When you think of suicide you don’t think of first responders but it happens more often than you think. Believe it or not first responders are more likely to die by suicide than in line of duty and it’s beginning to reach crisis levels.
“We are presented to people to be these big and strong people that are out there every day keeping everybody safe, but it takes a toll on us,” said John Brocker, Support Services Sergeant at Bismarck Police Department.
That toll comes in the form of mental illness including depression and PTSD, after being exposed to death and destruction. But there is also a stigma associated with mental health.
“That you get labeled, that you are weak, that you are incapable of taking care of yourself,” said Brocker.
Which is why officers have access to police chaplains.
“We are there to mitigate the officer’s stress, help them deal with emotions, help them deal with spiritual questions and make their jobs a little bit easier,” said Greg Carr, a Bismarck Chaplain.
Police Chaplains are ordained pastors and deacons that build relationships with officers, especially since suicide outnumbered line duty deaths for the past three years.
According to Blue Help, an organization that tracks suicides in law enforcement, 167 officers died by suicide across the country in 2018. Two officers in North Dakota committed suicide. California and Texas had the highest number of officer suicides, and at least 12 happened on duty with their own guns.
“Having to go and tell a family that a member of their family has died by suicide is one of the worst things we have to do as chaplains,” said Carr.
Even when suicide does not occur, untreated mental illness can lead to poor physical health and impaired decision-making.

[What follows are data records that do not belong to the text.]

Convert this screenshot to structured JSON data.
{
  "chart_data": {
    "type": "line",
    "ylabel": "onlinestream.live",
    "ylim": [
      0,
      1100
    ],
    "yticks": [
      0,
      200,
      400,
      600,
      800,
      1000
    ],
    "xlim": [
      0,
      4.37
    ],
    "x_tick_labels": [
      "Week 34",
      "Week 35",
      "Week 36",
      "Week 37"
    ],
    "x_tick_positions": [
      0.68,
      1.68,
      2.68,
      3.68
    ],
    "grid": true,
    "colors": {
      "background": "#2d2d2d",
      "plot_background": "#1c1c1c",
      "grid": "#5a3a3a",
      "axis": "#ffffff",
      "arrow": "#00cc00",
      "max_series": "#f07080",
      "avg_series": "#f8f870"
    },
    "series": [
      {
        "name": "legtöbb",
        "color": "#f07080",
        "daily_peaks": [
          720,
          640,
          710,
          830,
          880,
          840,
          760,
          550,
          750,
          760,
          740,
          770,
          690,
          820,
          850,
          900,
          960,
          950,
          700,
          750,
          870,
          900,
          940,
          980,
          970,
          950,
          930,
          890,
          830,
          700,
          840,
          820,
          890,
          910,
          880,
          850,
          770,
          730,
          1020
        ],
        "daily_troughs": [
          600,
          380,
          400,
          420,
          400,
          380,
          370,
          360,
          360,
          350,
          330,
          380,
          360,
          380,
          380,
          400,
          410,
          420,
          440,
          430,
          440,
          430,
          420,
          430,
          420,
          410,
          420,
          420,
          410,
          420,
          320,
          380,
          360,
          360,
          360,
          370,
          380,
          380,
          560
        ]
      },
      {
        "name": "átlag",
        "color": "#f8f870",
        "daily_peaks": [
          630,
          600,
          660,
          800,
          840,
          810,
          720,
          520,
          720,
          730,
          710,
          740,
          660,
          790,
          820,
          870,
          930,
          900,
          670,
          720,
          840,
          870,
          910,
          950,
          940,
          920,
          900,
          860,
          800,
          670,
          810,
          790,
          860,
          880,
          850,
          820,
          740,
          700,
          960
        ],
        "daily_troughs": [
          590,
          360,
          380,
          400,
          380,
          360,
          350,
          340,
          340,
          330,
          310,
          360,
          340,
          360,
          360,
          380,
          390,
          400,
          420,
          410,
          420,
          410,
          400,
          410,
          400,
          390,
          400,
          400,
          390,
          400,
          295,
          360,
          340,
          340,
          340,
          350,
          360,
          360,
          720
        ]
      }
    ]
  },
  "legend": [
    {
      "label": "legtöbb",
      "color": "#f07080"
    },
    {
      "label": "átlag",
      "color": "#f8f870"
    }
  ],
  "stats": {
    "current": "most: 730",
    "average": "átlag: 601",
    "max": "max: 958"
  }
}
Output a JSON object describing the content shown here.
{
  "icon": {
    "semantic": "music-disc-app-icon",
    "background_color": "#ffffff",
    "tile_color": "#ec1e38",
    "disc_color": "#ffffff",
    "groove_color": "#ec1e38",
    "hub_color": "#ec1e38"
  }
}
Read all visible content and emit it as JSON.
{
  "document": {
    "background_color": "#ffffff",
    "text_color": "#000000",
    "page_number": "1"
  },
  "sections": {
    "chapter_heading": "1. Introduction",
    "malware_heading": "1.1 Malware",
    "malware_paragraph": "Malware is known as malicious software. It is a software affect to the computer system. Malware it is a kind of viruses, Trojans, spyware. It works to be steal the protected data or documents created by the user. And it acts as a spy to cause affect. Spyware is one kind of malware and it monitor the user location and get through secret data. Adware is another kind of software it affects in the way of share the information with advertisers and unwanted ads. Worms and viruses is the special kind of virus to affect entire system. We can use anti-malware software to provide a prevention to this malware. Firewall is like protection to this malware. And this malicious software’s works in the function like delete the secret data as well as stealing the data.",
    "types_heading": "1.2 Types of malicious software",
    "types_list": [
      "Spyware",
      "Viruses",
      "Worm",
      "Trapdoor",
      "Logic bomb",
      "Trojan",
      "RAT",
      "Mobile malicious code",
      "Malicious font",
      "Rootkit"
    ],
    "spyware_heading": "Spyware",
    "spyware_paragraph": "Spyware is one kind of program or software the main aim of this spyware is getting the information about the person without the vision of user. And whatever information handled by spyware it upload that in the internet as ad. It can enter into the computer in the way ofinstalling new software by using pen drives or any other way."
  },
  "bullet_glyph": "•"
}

If someone you know has talked about contemplating suicide, call the National Suicide Prevention Lifeline at 1-800-273-8255.